-4
$\begingroup$

I am stuck with this problem for a few days now.

I have the equation, $$\ce{C_xH_yO_z + O2 -> CO2 + H2O}$$ and data

Mass of Sample (g) Mass of $\ce{CO2}$ (g) Mass of $\ce{H2O}$ (g)
0.5964 0.3048 0.6240

And the molecular mass of the Sample is $\pu{172.22 g/mol}$.

How can I know the molecular formula of the sample? Should I convert those to a mole or something?

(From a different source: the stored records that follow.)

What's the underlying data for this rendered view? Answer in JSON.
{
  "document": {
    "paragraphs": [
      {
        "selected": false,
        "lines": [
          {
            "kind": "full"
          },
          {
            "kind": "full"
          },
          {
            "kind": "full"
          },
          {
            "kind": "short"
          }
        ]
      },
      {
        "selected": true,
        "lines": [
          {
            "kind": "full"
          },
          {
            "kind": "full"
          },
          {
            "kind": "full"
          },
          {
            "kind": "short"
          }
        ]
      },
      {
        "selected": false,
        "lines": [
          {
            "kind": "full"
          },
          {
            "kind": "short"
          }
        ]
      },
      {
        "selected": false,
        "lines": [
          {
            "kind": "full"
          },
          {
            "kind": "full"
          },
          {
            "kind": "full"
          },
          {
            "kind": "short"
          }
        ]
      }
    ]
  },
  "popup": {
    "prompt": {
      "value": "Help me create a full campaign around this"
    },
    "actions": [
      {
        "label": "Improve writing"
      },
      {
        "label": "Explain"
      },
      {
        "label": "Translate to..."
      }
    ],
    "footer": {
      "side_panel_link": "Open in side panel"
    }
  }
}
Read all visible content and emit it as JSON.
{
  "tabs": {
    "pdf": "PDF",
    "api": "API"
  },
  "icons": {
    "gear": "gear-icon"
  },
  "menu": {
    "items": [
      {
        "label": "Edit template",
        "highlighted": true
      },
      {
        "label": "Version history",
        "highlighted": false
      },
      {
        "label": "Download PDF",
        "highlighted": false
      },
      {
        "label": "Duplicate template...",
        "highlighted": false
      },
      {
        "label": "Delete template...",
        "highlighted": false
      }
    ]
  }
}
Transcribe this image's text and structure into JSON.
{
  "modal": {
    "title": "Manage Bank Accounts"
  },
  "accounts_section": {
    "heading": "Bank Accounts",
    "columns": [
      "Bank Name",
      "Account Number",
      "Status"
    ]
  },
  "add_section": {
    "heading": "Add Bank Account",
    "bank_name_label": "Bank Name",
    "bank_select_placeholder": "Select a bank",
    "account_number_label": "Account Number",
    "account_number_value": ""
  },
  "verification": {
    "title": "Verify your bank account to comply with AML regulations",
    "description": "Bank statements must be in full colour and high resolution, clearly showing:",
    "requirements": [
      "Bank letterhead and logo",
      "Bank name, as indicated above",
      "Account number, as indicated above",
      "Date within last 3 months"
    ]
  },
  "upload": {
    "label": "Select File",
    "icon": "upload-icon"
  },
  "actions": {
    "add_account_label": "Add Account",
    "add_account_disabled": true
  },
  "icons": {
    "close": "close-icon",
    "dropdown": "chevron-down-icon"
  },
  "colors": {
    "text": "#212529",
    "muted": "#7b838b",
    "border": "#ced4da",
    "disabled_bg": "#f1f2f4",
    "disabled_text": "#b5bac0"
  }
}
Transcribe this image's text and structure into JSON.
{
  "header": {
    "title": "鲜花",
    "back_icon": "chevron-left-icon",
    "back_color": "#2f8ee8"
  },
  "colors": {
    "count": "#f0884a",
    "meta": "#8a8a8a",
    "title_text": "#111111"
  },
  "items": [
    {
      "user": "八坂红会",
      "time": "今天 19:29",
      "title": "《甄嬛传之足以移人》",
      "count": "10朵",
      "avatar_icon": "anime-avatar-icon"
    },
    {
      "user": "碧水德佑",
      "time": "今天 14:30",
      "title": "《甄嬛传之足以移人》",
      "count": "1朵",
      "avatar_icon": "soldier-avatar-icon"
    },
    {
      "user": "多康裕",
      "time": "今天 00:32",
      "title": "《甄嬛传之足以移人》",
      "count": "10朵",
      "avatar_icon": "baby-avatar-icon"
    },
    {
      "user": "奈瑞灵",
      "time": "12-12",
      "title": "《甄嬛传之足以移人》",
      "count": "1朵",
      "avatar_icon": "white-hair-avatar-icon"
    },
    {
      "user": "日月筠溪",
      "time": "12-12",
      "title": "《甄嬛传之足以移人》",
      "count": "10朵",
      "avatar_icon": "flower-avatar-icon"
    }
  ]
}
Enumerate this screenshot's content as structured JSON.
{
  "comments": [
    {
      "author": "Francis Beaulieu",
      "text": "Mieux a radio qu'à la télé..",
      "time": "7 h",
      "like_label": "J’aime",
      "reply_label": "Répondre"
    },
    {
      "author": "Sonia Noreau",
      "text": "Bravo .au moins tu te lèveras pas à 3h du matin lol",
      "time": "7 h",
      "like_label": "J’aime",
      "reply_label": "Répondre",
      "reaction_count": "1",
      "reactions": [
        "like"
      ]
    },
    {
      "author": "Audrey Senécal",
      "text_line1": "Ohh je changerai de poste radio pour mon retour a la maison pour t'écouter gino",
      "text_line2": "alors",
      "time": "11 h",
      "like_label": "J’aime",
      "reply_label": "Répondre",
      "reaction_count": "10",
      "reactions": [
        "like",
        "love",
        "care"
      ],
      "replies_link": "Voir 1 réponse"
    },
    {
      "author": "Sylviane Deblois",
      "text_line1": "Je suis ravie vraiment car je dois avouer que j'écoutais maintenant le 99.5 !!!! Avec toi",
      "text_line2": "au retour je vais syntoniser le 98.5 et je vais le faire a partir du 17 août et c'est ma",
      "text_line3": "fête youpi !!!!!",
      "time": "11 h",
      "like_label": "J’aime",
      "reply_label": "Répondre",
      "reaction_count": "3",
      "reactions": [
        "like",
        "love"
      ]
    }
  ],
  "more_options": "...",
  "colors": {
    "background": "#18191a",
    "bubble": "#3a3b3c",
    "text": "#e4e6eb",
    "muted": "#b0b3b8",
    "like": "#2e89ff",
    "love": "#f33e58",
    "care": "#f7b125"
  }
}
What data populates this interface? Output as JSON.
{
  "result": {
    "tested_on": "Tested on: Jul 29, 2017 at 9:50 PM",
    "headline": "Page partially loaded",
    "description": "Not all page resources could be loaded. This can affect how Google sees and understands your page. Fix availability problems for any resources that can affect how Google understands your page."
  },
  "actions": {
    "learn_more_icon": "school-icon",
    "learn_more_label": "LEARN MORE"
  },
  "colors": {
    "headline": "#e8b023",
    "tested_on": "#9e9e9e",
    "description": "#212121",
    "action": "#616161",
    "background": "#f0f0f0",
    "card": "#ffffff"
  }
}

New contributor
Star3311 is a new contributor to this site. Take care in asking for clarification, commenting, and answering. Check out our Code of Conduct.
$\endgroup$
5
  • 1
    $\begingroup$ Where are you learning chemistry from? This is a very standard stoichiometry question and any decent textbook should have worked examples. My suggestion, if you don't already have a teacher who can guide you, is to invest in a general chemistry textbook. There are YouTube videos and all out there, too. $\endgroup$ – orthocresol Feb 21 at 13:25
  • $\begingroup$ What any of this has to do with mass-spectrometry? Also, you cannot convert a physical quantity to a unit, this is nonsense. $\endgroup$ – andselisk Feb 21 at 13:28
  • 1
    $\begingroup$ If you want to delete the question completely, there is a delete button under the question that should be visible to you. $\endgroup$ – Shoubhik R Maiti Feb 21 at 13:40
  • $\begingroup$ Add variables in-front of $\ce{CO2}$ and $\ce{H2O}$, say $a$ and $b$. Convert masses to moles. Then, $a=x$ and $b=y/2$. You can take it from here and figure it out. $\endgroup$ – z1273 Feb 21 at 15:29
  • $\begingroup$ Anyway, I have solved your problem. One of your numerical values is $10$ times too high. Please check them ! $\endgroup$ – Maurice Feb 21 at 20:48